A more complicated and ambitious type involves loans from other museums, commercial galleries and/or private collectors. They can be very expensive and take years to organize, which is why they usually have to be lent to other museums for a fee.
The Tampa Museum would charge $75,000 in rental fees and up to another $75,000 for shipping and insurance.
"Shipping is the biggest unknown," Smith says, because some artworks are more expensive to crate and send than others. "We're guaranteeing that shipping won't cost more than that, and it could cost less."
"That's not an expensive exhibition," says Marshall Rousseau, director emeritus of the Dalí Museum and former interim director of the John and Mable Ringling Museum of Art, who has overseen exhibitions that cost hundreds of thousand dollars. "Most museums just try to break even on them. They're colleagues and friends."
Chinese artists with a new sensibility
Smith would like many media to be represented in the show, including installations, but it depends on the funding.
"We'll have about 20 artists all born in 1976 or later," Smith said. "They were all born under China's one-child policy and after the Cultural Revolution, which was so restrictive, even terribly punitive to earlier generations of artists. They were born after Mao's death. Many of them have shown or traveled internationally. They're a differently engaged group."
Both Smith and Pollack make the point that all the artists received training from prestigious arts academies in China, which have a rigorous and traditional approach with little room for conceptual innovation. They are in the process of deciding what of the old they keep while developing their individual approaches and styles. They have access to technology and McDonald's. They have aesthetic ideals along with commercial aspirations. All of those things were unheard of 30 years ago.
While some of the artists being considered have shown their work in U.S. galleries or museums individually, this would be the first one to provide a larger philosophical framework.

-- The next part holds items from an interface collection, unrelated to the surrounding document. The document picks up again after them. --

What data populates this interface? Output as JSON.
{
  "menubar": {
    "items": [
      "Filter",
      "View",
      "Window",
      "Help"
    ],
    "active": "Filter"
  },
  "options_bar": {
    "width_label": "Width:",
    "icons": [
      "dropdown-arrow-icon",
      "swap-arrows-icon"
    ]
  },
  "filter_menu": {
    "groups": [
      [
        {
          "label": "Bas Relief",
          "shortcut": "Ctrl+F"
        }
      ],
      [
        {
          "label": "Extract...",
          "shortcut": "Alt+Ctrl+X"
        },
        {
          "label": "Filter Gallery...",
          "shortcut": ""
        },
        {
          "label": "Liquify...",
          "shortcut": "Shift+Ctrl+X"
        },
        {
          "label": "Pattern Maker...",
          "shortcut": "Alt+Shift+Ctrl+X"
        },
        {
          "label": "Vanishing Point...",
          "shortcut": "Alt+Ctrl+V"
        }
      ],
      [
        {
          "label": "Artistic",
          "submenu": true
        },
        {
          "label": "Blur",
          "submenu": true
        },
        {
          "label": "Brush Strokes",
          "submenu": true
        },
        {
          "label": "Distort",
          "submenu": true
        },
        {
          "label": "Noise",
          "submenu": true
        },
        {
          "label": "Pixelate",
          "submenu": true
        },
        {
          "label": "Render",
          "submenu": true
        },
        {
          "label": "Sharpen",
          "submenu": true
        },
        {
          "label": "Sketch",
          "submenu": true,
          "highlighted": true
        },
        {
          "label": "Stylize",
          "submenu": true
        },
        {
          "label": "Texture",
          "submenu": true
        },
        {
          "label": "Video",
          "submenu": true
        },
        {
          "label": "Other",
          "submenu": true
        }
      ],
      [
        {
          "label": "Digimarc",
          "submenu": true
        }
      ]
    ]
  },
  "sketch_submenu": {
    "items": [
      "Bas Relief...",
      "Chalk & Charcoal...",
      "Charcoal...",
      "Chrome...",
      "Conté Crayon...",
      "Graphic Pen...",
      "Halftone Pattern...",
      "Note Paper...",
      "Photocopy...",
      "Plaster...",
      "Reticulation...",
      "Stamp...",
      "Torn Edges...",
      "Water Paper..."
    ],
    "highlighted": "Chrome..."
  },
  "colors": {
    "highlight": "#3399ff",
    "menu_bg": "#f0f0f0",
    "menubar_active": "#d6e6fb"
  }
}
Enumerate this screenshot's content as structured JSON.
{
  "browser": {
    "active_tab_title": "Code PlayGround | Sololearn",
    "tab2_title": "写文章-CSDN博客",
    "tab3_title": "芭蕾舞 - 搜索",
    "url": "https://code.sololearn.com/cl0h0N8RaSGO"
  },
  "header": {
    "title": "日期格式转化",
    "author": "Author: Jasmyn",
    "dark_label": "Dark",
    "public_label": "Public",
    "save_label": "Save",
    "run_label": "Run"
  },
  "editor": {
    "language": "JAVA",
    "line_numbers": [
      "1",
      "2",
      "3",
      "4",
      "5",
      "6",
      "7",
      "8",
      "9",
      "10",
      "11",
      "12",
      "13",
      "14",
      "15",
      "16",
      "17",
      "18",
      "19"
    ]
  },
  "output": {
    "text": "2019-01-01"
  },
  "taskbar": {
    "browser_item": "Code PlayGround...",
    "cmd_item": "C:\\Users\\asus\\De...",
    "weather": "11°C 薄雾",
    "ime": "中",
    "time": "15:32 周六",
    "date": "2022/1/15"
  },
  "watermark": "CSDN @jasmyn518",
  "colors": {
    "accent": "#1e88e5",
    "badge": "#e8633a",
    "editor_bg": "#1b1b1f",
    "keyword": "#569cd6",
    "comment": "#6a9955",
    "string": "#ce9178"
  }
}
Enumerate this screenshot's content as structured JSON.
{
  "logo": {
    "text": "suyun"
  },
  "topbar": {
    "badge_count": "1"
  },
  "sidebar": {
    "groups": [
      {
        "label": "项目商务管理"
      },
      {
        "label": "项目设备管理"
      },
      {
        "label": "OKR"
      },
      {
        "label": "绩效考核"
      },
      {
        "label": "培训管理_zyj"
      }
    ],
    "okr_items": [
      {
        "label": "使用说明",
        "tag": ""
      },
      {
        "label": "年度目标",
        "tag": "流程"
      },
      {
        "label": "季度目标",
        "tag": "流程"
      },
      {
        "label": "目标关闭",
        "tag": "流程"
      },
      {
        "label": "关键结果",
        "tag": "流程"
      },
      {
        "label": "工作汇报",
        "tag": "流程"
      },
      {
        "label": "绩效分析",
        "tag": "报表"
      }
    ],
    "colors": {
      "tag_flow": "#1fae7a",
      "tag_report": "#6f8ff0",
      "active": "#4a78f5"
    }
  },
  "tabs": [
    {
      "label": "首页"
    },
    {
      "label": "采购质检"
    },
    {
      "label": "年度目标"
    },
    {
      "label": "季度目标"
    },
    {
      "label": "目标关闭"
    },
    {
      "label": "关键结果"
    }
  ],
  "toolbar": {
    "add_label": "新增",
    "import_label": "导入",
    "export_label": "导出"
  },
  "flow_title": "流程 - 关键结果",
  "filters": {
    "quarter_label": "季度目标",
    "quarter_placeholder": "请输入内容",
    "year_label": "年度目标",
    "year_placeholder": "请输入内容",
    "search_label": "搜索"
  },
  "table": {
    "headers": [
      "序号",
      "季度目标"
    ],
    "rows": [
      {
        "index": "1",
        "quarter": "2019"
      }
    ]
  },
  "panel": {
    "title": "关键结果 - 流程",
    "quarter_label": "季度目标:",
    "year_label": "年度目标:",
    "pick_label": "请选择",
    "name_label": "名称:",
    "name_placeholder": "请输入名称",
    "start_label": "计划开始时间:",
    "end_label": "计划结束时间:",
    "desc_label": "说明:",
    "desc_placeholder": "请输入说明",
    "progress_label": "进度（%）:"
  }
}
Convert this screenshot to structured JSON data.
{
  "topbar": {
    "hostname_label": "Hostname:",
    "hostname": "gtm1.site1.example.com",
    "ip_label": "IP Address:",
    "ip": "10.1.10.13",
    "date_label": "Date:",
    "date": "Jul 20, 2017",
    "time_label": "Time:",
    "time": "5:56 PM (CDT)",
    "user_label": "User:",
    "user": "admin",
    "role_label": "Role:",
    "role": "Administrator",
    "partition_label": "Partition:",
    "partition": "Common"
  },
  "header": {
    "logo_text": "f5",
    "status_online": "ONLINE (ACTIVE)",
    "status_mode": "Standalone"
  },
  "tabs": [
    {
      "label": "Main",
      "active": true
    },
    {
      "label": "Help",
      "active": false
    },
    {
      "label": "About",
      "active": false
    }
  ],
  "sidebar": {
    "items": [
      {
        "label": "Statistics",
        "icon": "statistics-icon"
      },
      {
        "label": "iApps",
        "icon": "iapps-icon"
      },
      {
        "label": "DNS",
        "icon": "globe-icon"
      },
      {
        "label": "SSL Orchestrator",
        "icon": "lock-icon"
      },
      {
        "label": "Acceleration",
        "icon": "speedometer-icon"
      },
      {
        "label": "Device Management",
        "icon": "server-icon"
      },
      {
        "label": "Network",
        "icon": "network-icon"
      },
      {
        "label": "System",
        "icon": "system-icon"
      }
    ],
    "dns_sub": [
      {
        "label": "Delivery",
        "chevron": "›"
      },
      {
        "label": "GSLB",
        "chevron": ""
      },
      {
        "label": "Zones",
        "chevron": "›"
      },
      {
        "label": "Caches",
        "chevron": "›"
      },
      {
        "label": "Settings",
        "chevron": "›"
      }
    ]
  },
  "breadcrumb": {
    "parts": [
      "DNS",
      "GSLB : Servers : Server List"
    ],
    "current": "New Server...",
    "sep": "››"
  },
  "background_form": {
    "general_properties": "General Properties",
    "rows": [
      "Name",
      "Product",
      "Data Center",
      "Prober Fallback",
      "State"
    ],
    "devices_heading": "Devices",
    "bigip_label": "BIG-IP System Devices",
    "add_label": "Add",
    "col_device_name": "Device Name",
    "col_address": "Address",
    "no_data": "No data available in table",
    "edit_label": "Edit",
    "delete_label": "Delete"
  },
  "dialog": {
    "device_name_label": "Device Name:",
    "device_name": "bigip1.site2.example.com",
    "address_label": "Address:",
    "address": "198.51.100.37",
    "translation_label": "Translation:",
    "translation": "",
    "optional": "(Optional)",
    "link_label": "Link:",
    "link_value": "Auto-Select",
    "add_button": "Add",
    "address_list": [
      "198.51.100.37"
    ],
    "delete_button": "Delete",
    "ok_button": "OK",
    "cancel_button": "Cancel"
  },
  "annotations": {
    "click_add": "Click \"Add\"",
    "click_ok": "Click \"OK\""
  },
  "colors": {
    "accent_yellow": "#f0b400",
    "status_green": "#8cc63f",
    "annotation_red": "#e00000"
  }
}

"These younger artists grew up in an entirely different country," says Pollack. "They could travel. The older contemporary artists came of age in a very isolated community. They think this younger group is spoiled. After the Cultural Revolution, they still made work about social issues. The younger group is much more experimental, more diverse. A lot of the older artists have symbols that are explicitly Chinese. This group is not explicitly about Chinese identity. They're mostly apolitical, interested in the landscape of China and how it has changed in their lifetime. They're looking at their own youth culture, some with exuberance and some as alienating and sad. They find, unlike their elders, that being Chinese is not that unique."
China is becoming a major player in the international art world both as an incubator for exciting contemporary artists and as a source for wealthy collectors. Pollack says that most of the artists under consideration are well known to collectors in their own country and some have sold their work in China for as much as $100,000.
"It's a gamble," Smith says, "but I feel really good about finding a venue or two besides us for it."
Lennie Bennett can be reached at firstname.lastname@example.org or (727) 893-8293.